Dataset items
•••

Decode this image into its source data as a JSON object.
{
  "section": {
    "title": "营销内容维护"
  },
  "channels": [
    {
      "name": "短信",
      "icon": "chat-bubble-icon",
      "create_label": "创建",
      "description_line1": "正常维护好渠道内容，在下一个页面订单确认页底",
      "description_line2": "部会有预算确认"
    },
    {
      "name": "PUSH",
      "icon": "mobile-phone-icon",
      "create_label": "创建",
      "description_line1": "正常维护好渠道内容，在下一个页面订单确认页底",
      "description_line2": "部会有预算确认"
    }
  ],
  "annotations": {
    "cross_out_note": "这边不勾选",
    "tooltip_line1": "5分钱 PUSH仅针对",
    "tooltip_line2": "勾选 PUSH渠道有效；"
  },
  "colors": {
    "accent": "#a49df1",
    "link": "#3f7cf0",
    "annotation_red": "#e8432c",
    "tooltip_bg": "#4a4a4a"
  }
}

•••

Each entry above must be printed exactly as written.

#### [EXERCISE SOLUTION]
Decode this image into its source data as a JSON object.
{
  "section": {
    "title": "营销内容维护"
  },
  "channels": [
    {
      "name": "短信",
      "icon": "chat-bubble-icon",
      "create_label": "创建",
      "description_line1": "正常维护好渠道内容，在下一个页面订单确认页底",
      "description_line2": "部会有预算确认"
    },
    {
      "name": "PUSH",
      "icon": "mobile-phone-icon",
      "create_label": "创建",
      "description_line1": "正常维护好渠道内容，在下一个页面订单确认页底",
      "description_line2": "部会有预算确认"
    }
  ],
  "annotations": {
    "cross_out_note": "这边不勾选",
    "tooltip_line1": "5分钱 PUSH仅针对",
    "tooltip_line2": "勾选 PUSH渠道有效；"
  },
  "colors": {
    "accent": "#a49df1",
    "link": "#3f7cf0",
    "annotation_red": "#e8432c",
    "tooltip_bg": "#4a4a4a"
  }
}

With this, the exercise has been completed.